Their funeral Mass will take place at noon on Tuesday at St John’s Church, Lecarrow. Mr Byrne’s will be buried in the local cemetery. Ms Eriksson’s remains will be cremated the following afternoon at Lakelands Crematorium, Cavan.

Taoiseach Micheál Martin has said he was “deeply shocked and saddened at this very tragic and heartbreaking loss of lives on what was a beautiful day”.

He said he wanted to extend his sincere sympathies to the family and friends of the bereaved and “particularly to those family members who were present who witnessed this tragedy”.

Meanwhile, Water Safety Ireland has issued a renewed appeal to members of the public not to go into the water if they see someone struggling, and to instead “shout, reach and throw”.

Acting chief executive of the body Roger Sweeney said often a shout is all it takes to orientate a struggling swimmer towards the shore.

“Then reach for something, I remember talking to a nine-year-old girl who saved her 10-year-old brother from drowning using a hurley stick. I could say reach for a stick or reach for your jeans or whatever, anything that floats. The third one then is throw; and that’s the ring buoys that you see. So it’s just throw something [to them] that floats,” he said.

According to the water safety body, an average of 110 drownings occur in Ireland every year. Mr Sweeney said confusion around the different types of currents can play a factor when people get into difficulty in the water.
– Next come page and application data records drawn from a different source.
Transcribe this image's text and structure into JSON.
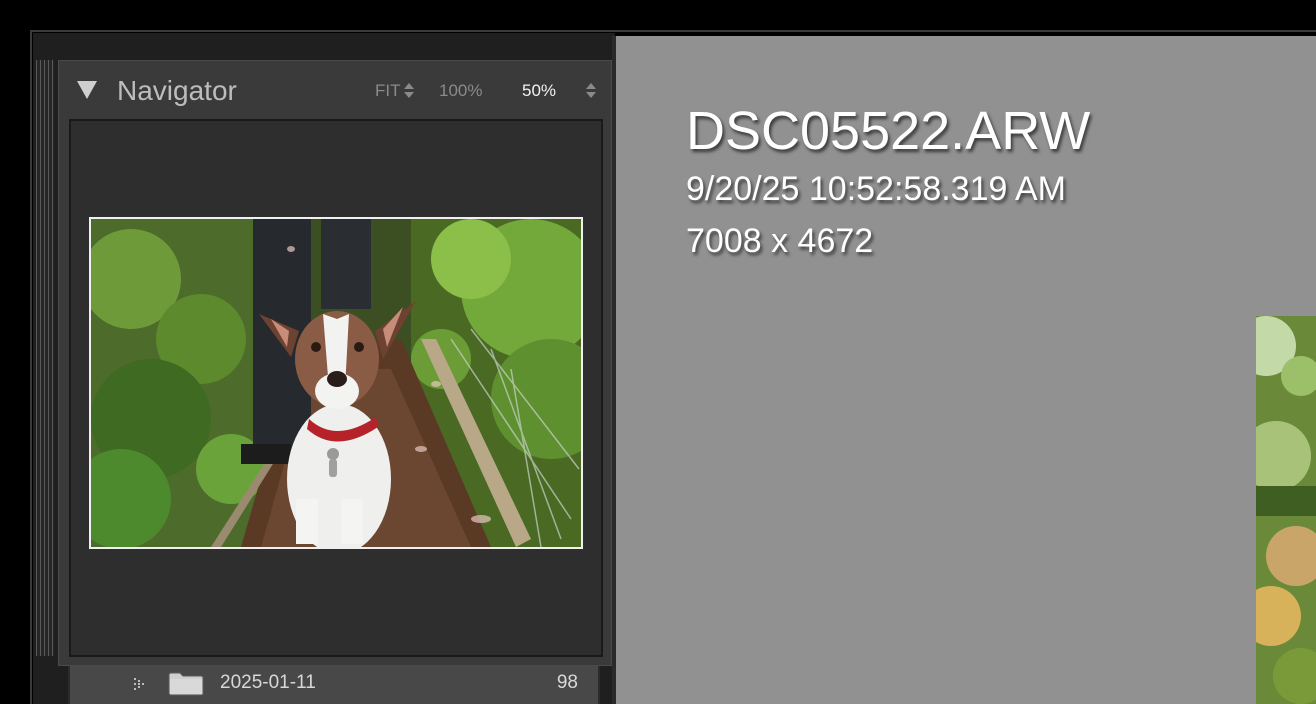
{
  "navigator": {
    "title": "Navigator",
    "zoom_options": [
      "FIT",
      "100%",
      "50%"
    ],
    "active_zoom": "50%"
  },
  "folder": {
    "name": "2025-01-11",
    "count": "98"
  },
  "photo_info": {
    "filename": "DSC05522.ARW",
    "datetime": "9/20/25 10:52:58.319 AM",
    "dimensions": "7008 x 4672"
  },
  "colors": {
    "main_background": "#919191",
    "panel_background": "#3a3a3a",
    "active_text": "#f2f2f2"
  },
  "icons": [
    "collapse-triangle-icon",
    "updown-arrow-icon",
    "folder-icon",
    "subfolder-dots-icon"
  ]
}
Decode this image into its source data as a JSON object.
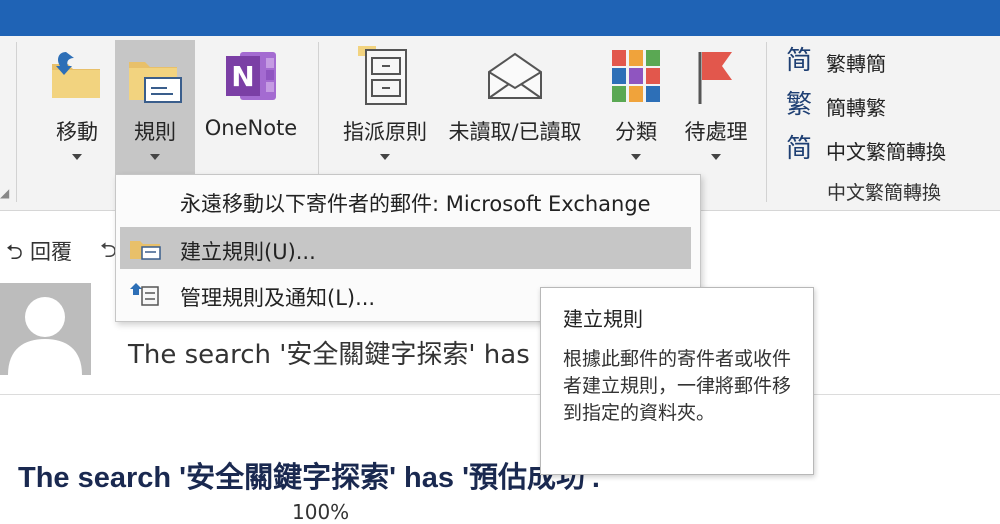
{
  "ribbon": {
    "move_label": "移動",
    "rules_label": "規則",
    "onenote_label": "OneNote",
    "assign_policy_label": "指派原則",
    "read_unread_label": "未讀取/已讀取",
    "categorize_label": "分類",
    "followup_label": "待處理",
    "chinese_group": {
      "to_simplified": "繁轉簡",
      "to_traditional": "簡轉繁",
      "convert": "中文繁簡轉換",
      "group_label": "中文繁簡轉換",
      "icon_simplified": "简",
      "icon_traditional": "繁",
      "icon_convert": "简"
    }
  },
  "rules_menu": {
    "always_move": "永遠移動以下寄件者的郵件: Microsoft Exchange",
    "create_rule": "建立規則(U)...",
    "manage_rules": "管理規則及通知(L)..."
  },
  "tooltip": {
    "title": "建立規則",
    "description": "根據此郵件的寄件者或收件者建立規則，一律將郵件移到指定的資料夾。"
  },
  "message": {
    "reply_label": "回覆",
    "subject_preview": "The search '安全關鍵字探索' has",
    "body_heading": "The search '安全關鍵字探索' has '預估成功'.",
    "body_cut": "100%"
  },
  "colors": {
    "titlebar": "#1f63b5",
    "onenote": "#7b3fa5",
    "flag": "#e2574c",
    "highlight": "#c6c6c6"
  },
  "icons": {
    "move": "folder-arrow-icon",
    "rules": "folder-envelope-icon",
    "onenote": "onenote-icon",
    "assign_policy": "file-cabinet-icon",
    "read_unread": "open-envelope-icon",
    "categorize": "color-grid-icon",
    "followup": "flag-icon"
  }
}
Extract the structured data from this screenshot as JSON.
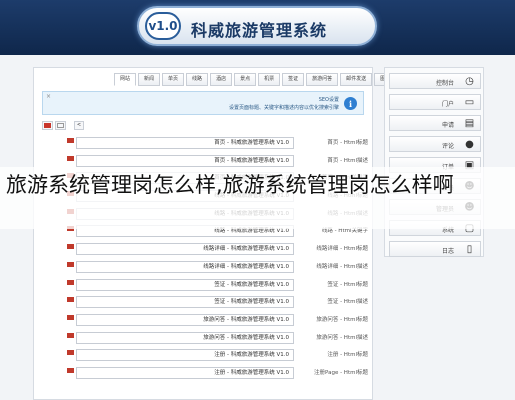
{
  "header": {
    "logo": "v1.0",
    "title": "科威旅游管理系统"
  },
  "tabs": [
    "网站",
    "新闻",
    "单页",
    "线路",
    "酒店",
    "景点",
    "机票",
    "签证",
    "旅游问答",
    "邮件发送",
    "图片管理"
  ],
  "info": {
    "title": "SEO设置",
    "text": "设置页面标题、关键字和描述内容以优化搜索引擎"
  },
  "mini_tools": {
    "right": "<"
  },
  "rows": [
    {
      "value": "首页 - 科威旅游管理系统 V1.0",
      "label": "首页 - Html标题"
    },
    {
      "value": "首页 - 科威旅游管理系统 V1.0",
      "label": "首页 - Html描述"
    },
    {
      "value": "首页 - 科威旅游管理系统 V1.0",
      "label": "首页 - Html关键字"
    },
    {
      "value": "线路 - 科威旅游管理系统 V1.0",
      "label": "线路 - Html标题"
    },
    {
      "value": "线路 - 科威旅游管理系统 V1.0",
      "label": "线路 - Html描述"
    },
    {
      "value": "线路 - 科威旅游管理系统 V1.0",
      "label": "线路 - Html关键字"
    },
    {
      "value": "线路详细 - 科威旅游管理系统 V1.0",
      "label": "线路详细 - Html标题"
    },
    {
      "value": "线路详细 - 科威旅游管理系统 V1.0",
      "label": "线路详细 - Html描述"
    },
    {
      "value": "签证 - 科威旅游管理系统 V1.0",
      "label": "签证 - Html标题"
    },
    {
      "value": "签证 - 科威旅游管理系统 V1.0",
      "label": "签证 - Html描述"
    },
    {
      "value": "旅游问答 - 科威旅游管理系统 V1.0",
      "label": "旅游问答 - Html标题"
    },
    {
      "value": "旅游问答 - 科威旅游管理系统 V1.0",
      "label": "旅游问答 - Html描述"
    },
    {
      "value": "注册 - 科威旅游管理系统 V1.0",
      "label": "注册 - Html标题"
    },
    {
      "value": "注册 - 科威旅游管理系统 V1.0",
      "label": "注册Page - Html标题"
    }
  ],
  "sidebar": [
    {
      "label": "控制台",
      "icon": "clock-icon",
      "glyph": "◷"
    },
    {
      "label": "门户",
      "icon": "folder-icon",
      "glyph": "▭"
    },
    {
      "label": "申请",
      "icon": "clipboard-icon",
      "glyph": "▤"
    },
    {
      "label": "评论",
      "icon": "chat-icon",
      "glyph": "●"
    },
    {
      "label": "订单",
      "icon": "inbox-icon",
      "glyph": "▣"
    },
    {
      "label": "会员",
      "icon": "user-icon",
      "glyph": "☻"
    },
    {
      "label": "管理员",
      "icon": "users-icon",
      "glyph": "☻"
    },
    {
      "label": "系统",
      "icon": "monitor-icon",
      "glyph": "▢"
    },
    {
      "label": "日志",
      "icon": "document-icon",
      "glyph": "▯"
    }
  ],
  "overlay_text": "旅游系统管理岗怎么样,旅游系统管理岗怎么样啊"
}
“An undercurrent could pull you under the surface, they run along the ocean floor, but the rip current runs along the surface,” he said.
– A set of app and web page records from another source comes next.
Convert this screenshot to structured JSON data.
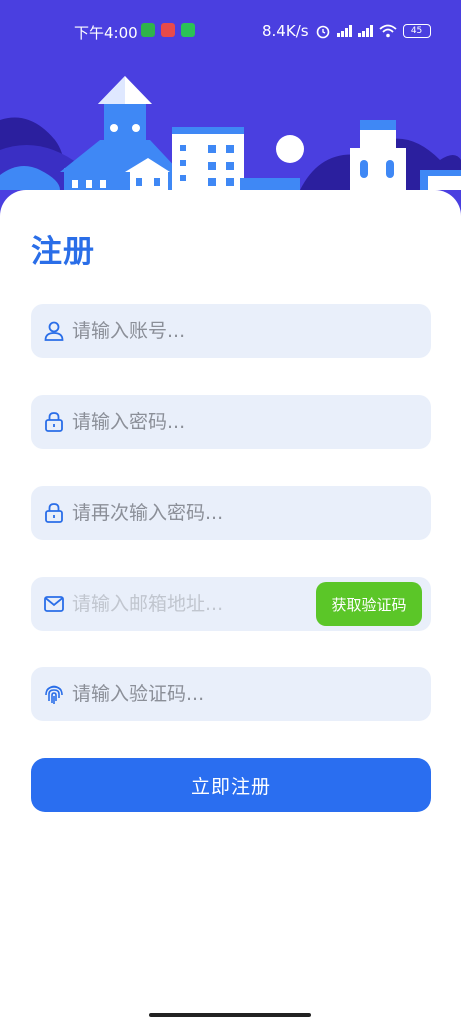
{
  "status_bar": {
    "time": "下午4:00",
    "network_speed": "8.4K/s",
    "battery": "45"
  },
  "page": {
    "title": "注册"
  },
  "form": {
    "account": {
      "placeholder": "请输入账号...",
      "icon": "user-icon"
    },
    "password": {
      "placeholder": "请输入密码...",
      "icon": "lock-icon"
    },
    "confirm_password": {
      "placeholder": "请再次输入密码...",
      "icon": "lock-icon"
    },
    "email": {
      "placeholder": "请输入邮箱地址...",
      "icon": "mail-icon",
      "code_button_label": "获取验证码"
    },
    "code": {
      "placeholder": "请输入验证码...",
      "icon": "fingerprint-icon"
    },
    "submit_label": "立即注册"
  },
  "colors": {
    "header_bg": "#4a3fe0",
    "primary": "#2a6ef0",
    "title": "#2a6ee8",
    "input_bg": "#e9effa",
    "code_button": "#5bc628"
  }
}
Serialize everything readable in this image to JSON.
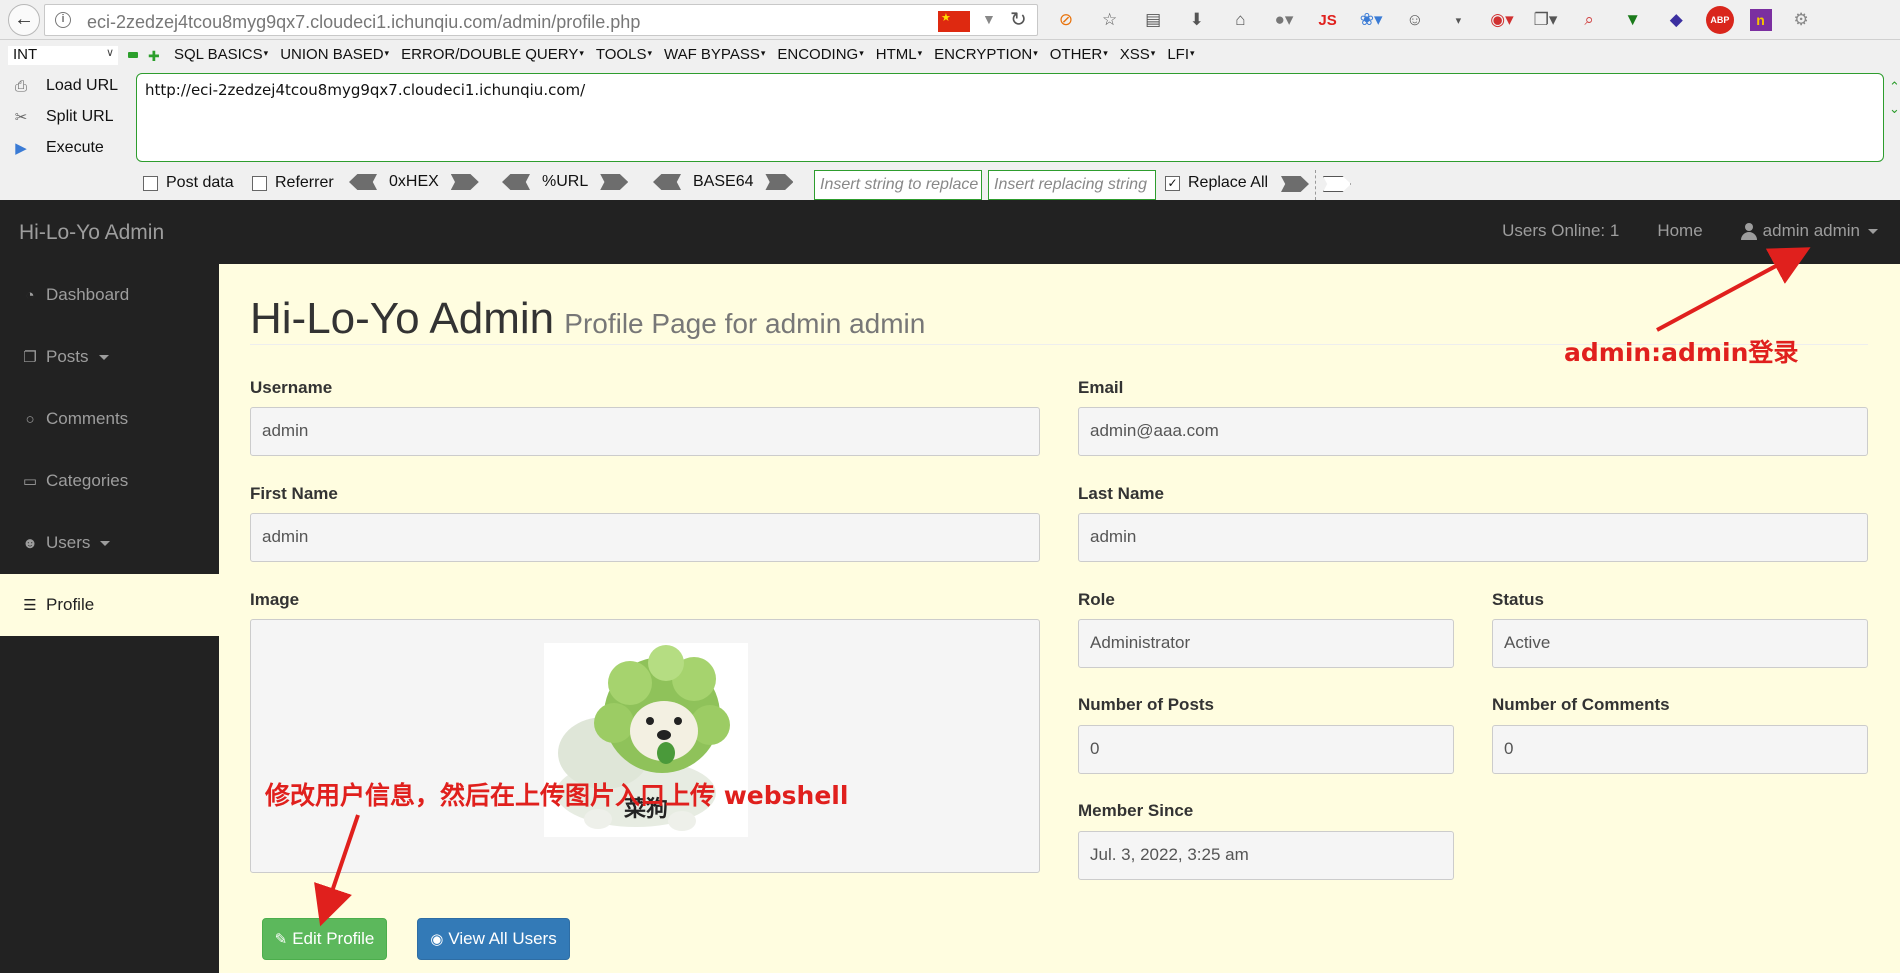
{
  "browser": {
    "url_text": "eci-2zedzej4tcou8myg9qx7.cloudeci1.ichunqiu.com/admin/profile.php",
    "icons": [
      "block-icon",
      "star-icon",
      "reader-icon",
      "download-icon",
      "home-icon",
      "globe-icon",
      "js-icon",
      "extension-icon",
      "palette-icon",
      "menu-dropdown-icon",
      "addon-icon",
      "screenshot-icon",
      "search-addon-icon",
      "shield-icon",
      "cube-icon",
      "abp-icon",
      "n-icon",
      "settings-icon"
    ],
    "js_label": "JS",
    "abp_label": "ABP"
  },
  "hackbar": {
    "select_value": "INT",
    "menus": [
      "SQL BASICS",
      "UNION BASED",
      "ERROR/DOUBLE QUERY",
      "TOOLS",
      "WAF BYPASS",
      "ENCODING",
      "HTML",
      "ENCRYPTION",
      "OTHER",
      "XSS",
      "LFI"
    ],
    "load_url": "Load URL",
    "split_url": "Split URL",
    "execute": "Execute",
    "url_value": "http://eci-2zedzej4tcou8myg9qx7.cloudeci1.ichunqiu.com/",
    "post_data": "Post data",
    "referrer": "Referrer",
    "hex": "0xHEX",
    "urlenc": "%URL",
    "base64": "BASE64",
    "replace_placeholder": "Insert string to replace",
    "replacing_placeholder": "Insert replacing string",
    "replace_all": "Replace All",
    "replace_all_checked": true
  },
  "navbar": {
    "brand": "Hi-Lo-Yo Admin",
    "users_online": "Users Online: 1",
    "home": "Home",
    "user": "admin admin"
  },
  "sidebar": {
    "items": [
      {
        "label": "Dashboard",
        "icon": "dashboard-icon"
      },
      {
        "label": "Posts",
        "icon": "posts-icon"
      },
      {
        "label": "Comments",
        "icon": "comment-icon"
      },
      {
        "label": "Categories",
        "icon": "folder-icon"
      },
      {
        "label": "Users",
        "icon": "users-icon"
      },
      {
        "label": "Profile",
        "icon": "file-icon"
      }
    ],
    "active": "Profile"
  },
  "page": {
    "title": "Hi-Lo-Yo Admin",
    "subtitle": "Profile Page for admin admin"
  },
  "profile": {
    "username_label": "Username",
    "username": "admin",
    "email_label": "Email",
    "email": "admin@aaa.com",
    "firstname_label": "First Name",
    "firstname": "admin",
    "lastname_label": "Last Name",
    "lastname": "admin",
    "image_label": "Image",
    "image_caption": "菜狗",
    "role_label": "Role",
    "role": "Administrator",
    "status_label": "Status",
    "status": "Active",
    "posts_label": "Number of Posts",
    "posts": "0",
    "comments_label": "Number of Comments",
    "comments": "0",
    "since_label": "Member Since",
    "since": "Jul. 3, 2022, 3:25 am"
  },
  "buttons": {
    "edit_profile": "Edit Profile",
    "view_users": "View All Users"
  },
  "annotations": {
    "login_note": "admin:admin登录",
    "upload_note": "修改用户信息，然后在上传图片入口上传 webshell",
    "color": "#e0201d"
  },
  "colors": {
    "navbar_bg": "#222222",
    "content_bg": "#fffde0",
    "edit_btn": "#5cb85c",
    "view_btn": "#337ab7"
  }
}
Mr Sweeney added that the rip current usually attracts swimmers because it doesn’t have the same number of waves.

Water finds the route with the least resistance from the beach back out to sea, typically a narrow channel that can move along the beach, “so sometimes lifeguards move the flags up and down the beach because the rip current can change location”, said Mr Sweeney.

Shauna Bowers

Shauna Bowers

Shauna Bowers is a reporter for The Irish Times